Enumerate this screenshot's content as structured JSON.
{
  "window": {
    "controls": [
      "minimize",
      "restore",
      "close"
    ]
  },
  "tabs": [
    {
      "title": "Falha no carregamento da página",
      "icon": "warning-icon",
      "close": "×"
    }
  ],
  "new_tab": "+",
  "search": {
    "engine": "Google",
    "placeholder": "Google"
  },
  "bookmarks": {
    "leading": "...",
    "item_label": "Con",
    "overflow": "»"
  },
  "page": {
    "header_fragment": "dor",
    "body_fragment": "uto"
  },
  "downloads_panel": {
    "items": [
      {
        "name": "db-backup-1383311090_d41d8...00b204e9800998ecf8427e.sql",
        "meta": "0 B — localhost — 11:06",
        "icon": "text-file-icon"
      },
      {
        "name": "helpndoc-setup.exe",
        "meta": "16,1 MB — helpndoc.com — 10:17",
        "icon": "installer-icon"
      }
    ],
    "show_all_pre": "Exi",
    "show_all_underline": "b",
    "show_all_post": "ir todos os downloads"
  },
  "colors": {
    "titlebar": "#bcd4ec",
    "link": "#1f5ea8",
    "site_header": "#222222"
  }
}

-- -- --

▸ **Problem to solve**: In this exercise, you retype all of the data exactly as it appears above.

▸ **Response**:
Enumerate this screenshot's content as structured JSON.
{
  "window": {
    "controls": [
      "minimize",
      "restore",
      "close"
    ]
  },
  "tabs": [
    {
      "title": "Falha no carregamento da página",
      "icon": "warning-icon",
      "close": "×"
    }
  ],
  "new_tab": "+",
  "search": {
    "engine": "Google",
    "placeholder": "Google"
  },
  "bookmarks": {
    "leading": "...",
    "item_label": "Con",
    "overflow": "»"
  },
  "page": {
    "header_fragment": "dor",
    "body_fragment": "uto"
  },
  "downloads_panel": {
    "items": [
      {
        "name": "db-backup-1383311090_d41d8...00b204e9800998ecf8427e.sql",
        "meta": "0 B — localhost — 11:06",
        "icon": "text-file-icon"
      },
      {
        "name": "helpndoc-setup.exe",
        "meta": "16,1 MB — helpndoc.com — 10:17",
        "icon": "installer-icon"
      }
    ],
    "show_all_pre": "Exi",
    "show_all_underline": "b",
    "show_all_post": "ir todos os downloads"
  },
  "colors": {
    "titlebar": "#bcd4ec",
    "link": "#1f5ea8",
    "site_header": "#222222"
  }
}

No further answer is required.